In 1976, an important motivation for enactment of the Toxic Substances Control Act (TSCA) was to empower the Environmental Protection Agency (EPA) to control polychlorinated biphenyls (PCBs), which had been developed as superlative insulation fluids but had come to be recognized as persistent toxic contaminants that bioaccumulate in the environment. TSCA banned the manufacturing, processing and distribution of new PCBs effective January 1, 1978, except in a “totally enclosed manner” or with an express exemption from EPA (including a finding that the exempt activity does not pose an “unreasonable risk of injury to health or the environment”). Even enclosed activities were banned beginning in 1979, unless with an express exemption from EPA. Additional provisions apply to non-banned activities, and to the cleanup and disposal of PCB-containing wastes. PCBs remain in use in enclosed/exempt locations throughout the country, and new contamination is identified from new leaks and legacy sites.Read More
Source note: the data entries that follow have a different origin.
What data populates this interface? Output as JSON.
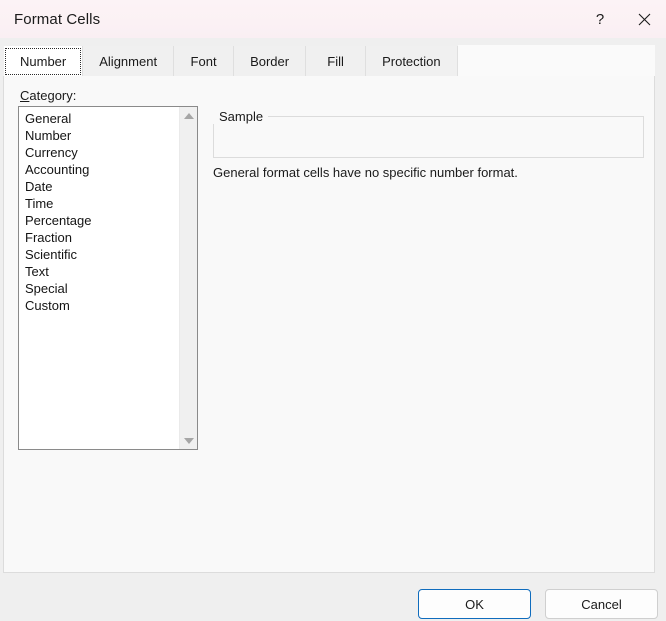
{
  "window": {
    "title": "Format Cells",
    "help_icon": "question-mark-icon",
    "help_glyph": "?",
    "close_icon": "close-icon",
    "accent_color": "#0f6cbd",
    "titlebar_color": "#fbf1f4"
  },
  "tabs": [
    {
      "label": "Number",
      "active": true
    },
    {
      "label": "Alignment",
      "active": false
    },
    {
      "label": "Font",
      "active": false
    },
    {
      "label": "Border",
      "active": false
    },
    {
      "label": "Fill",
      "active": false
    },
    {
      "label": "Protection",
      "active": false
    }
  ],
  "number_tab": {
    "category_label_prefix": "C",
    "category_label_rest": "ategory:",
    "categories": [
      "General",
      "Number",
      "Currency",
      "Accounting",
      "Date",
      "Time",
      "Percentage",
      "Fraction",
      "Scientific",
      "Text",
      "Special",
      "Custom"
    ],
    "selected_category": "General",
    "sample": {
      "legend": "Sample",
      "value": ""
    },
    "description": "General format cells have no specific number format."
  },
  "footer": {
    "ok_label": "OK",
    "cancel_label": "Cancel"
  }
}
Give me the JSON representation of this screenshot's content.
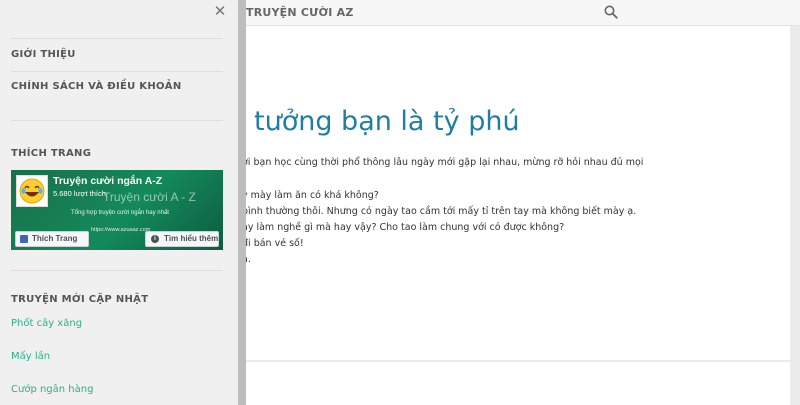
{
  "header": {
    "site_title": "TRUYỆN CƯỜI AZ",
    "search_icon": "search-icon"
  },
  "story": {
    "title": "tưởng bạn là tỷ phú",
    "lines": [
      "ới bạn học cùng thời phổ thông lâu ngày mới gặp lại nhau, mừng rỡ hỏi nhau đủ mọi",
      "y mày làm ăn có khá không?",
      "bình thường thôi. Nhưng có ngày tao cầm tới mấy tỉ trên tay mà không biết mày ạ.",
      "ày làm nghề gì mà hay vậy? Cho tao làm chung với có được không?",
      "đi bán vé số!",
      "a."
    ]
  },
  "drawer": {
    "close_icon": "close-icon",
    "nav": [
      "GIỚI THIỆU",
      "CHÍNH SÁCH VÀ ĐIỀU KHOẢN"
    ],
    "like_section": {
      "heading": "THÍCH TRANG",
      "fb": {
        "page_name": "Truyện cười ngắn A-Z",
        "likes": "5.680 lượt thích",
        "cover_title": "Truyện cười A - Z",
        "cover_tagline": "Tổng hợp truyện cười ngắn hay nhất",
        "cover_url": "https://www.azuaaz.com",
        "like_button": "Thích Trang",
        "learn_button": "Tìm hiểu thêm",
        "avatar_icon": "laughing-emoji-icon"
      }
    },
    "recent": {
      "heading": "TRUYỆN MỚI CẬP NHẬT",
      "items": [
        "Phốt cây xăng",
        "Mấy lần",
        "Cướp ngân hàng"
      ]
    }
  },
  "colors": {
    "title_blue": "#1f7ea8",
    "link_green": "#2bb08a",
    "fb_green": "#138a5b"
  }
}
Audit, Compliance and Risk Blog
The many overlaps and disjunctions in environmental protection laws mean that many situations are potentially subject to multiple laws and their associated enforcement provisions. On May 24, the US Supreme Court decided the latest incarnation in a long-running dispute between the federal government and the territory of Guam over contamination at a landfill, which included an earlier round involving the Clean Water Act (CWA) and the latest round involving the Superfund law (Comprehensive Environmental Response, Compensation, and Liability Act (CERCLA)) (Guam v. United States). The court decided that a 2004 settlement in a CWA enforcement case did not – and could not – affect Guam’s latest search for financial contributions to cleanup under CERCLA. This decision provides not just specific clarification of the relationship between two CWA and CERCLA cost recovery provisions, but also a general reminder about the need to craft settlements carefully.
I’ve written numerous times in this space about specific efforts by the Trump administration to reduce environmental regulation and enforcement. A new study from the University of Michigan Law School quantifies reductions in the administration’s criminal enforcement levels. The report is part of the school’s “Environmental Crimes Project,” and includes the first two years of the Trump Administration as the latest in a 14-year series of federal environmental enforcement data. Readers should note that federal criminal environmental enforcement is brought by the US Department of Justice (DOJ) on behalf of the US Environmental Protection Agency (EPA); EPA and delegated state agencies bring their own civil cases, and most state criminal enforcement is brought by state prosecutors on behalf of state regulatory agencies (I summarized agency enforcement in the first year of the Trump administration HERE).Read More
Effective March 12, 2020, the US Department of Justice (DOJ) prohibits its US attorneys from entering into settlements in which DOJ lowers penalties for defendants that agree to conduct “supplemental environmental projects (SEPs)”, if the SEP involves payments to a third party. This action is the latest in a series of DOJ moves against SEPs since President Trump took office. The first such step was a June 2017 DOJ management memorandum directing US attorneys NOT to agree to SEPs that include payments to third parties (I wrote about that memo HERE). The second was an August 2019 memorandum restricting use of SEPs in Clean Water Act (CWA) cases against state and local governments, in which DOJ rejected arguments that recent legislation allows them (I wrote about that memo HERE).Read More
On April 23, a six-member majority of the United States Supreme Court issued a decision that narrows the uncertainty about when a discharge of water pollutants to groundwater may require a Clean Water Act (CWA) permit (County of Maui v. Hawaii Wildlife Fund). The decision directly vacates the Ninth Circuit Court of Appeals decision it reviews, and effectively over-rules decisions by the Fourth and Sixth Circuits that differed with the Ninth Circuit but are also inconsistent with the Supreme Court’s new analysis. It also overturns guidance issued by the Environmental Protection Agency (EPA) in 2019 categorically excluding discharges from point sources to groundwater from regulation under the CWA National Pollutant Discharge Elimination System (NPDES) permit program; EPA's policy applied nationwide except in those three judicial circuits.Read More